-- RAW DATA follows --

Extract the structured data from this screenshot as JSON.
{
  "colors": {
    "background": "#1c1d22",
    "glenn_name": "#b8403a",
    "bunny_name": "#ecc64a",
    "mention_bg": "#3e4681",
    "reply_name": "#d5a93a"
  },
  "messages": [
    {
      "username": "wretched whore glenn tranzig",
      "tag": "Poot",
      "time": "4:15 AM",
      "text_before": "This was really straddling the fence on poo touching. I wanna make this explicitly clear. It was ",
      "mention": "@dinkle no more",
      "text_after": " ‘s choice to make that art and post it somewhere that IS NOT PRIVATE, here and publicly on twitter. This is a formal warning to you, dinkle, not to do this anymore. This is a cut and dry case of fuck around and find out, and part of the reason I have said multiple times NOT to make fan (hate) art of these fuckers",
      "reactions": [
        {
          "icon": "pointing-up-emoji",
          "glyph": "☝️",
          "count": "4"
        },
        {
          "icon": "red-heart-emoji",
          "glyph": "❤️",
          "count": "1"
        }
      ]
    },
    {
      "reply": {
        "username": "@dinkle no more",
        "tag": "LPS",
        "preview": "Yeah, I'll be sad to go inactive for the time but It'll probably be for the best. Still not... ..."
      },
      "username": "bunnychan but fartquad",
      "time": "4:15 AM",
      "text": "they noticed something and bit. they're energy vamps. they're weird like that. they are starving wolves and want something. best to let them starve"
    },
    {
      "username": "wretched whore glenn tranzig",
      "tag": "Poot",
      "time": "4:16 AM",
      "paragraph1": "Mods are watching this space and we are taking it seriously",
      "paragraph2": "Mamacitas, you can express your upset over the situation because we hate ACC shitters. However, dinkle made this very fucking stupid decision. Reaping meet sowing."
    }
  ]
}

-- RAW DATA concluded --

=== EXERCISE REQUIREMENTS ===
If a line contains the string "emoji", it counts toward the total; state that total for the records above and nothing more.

=== YOUR SOLUTION ===
2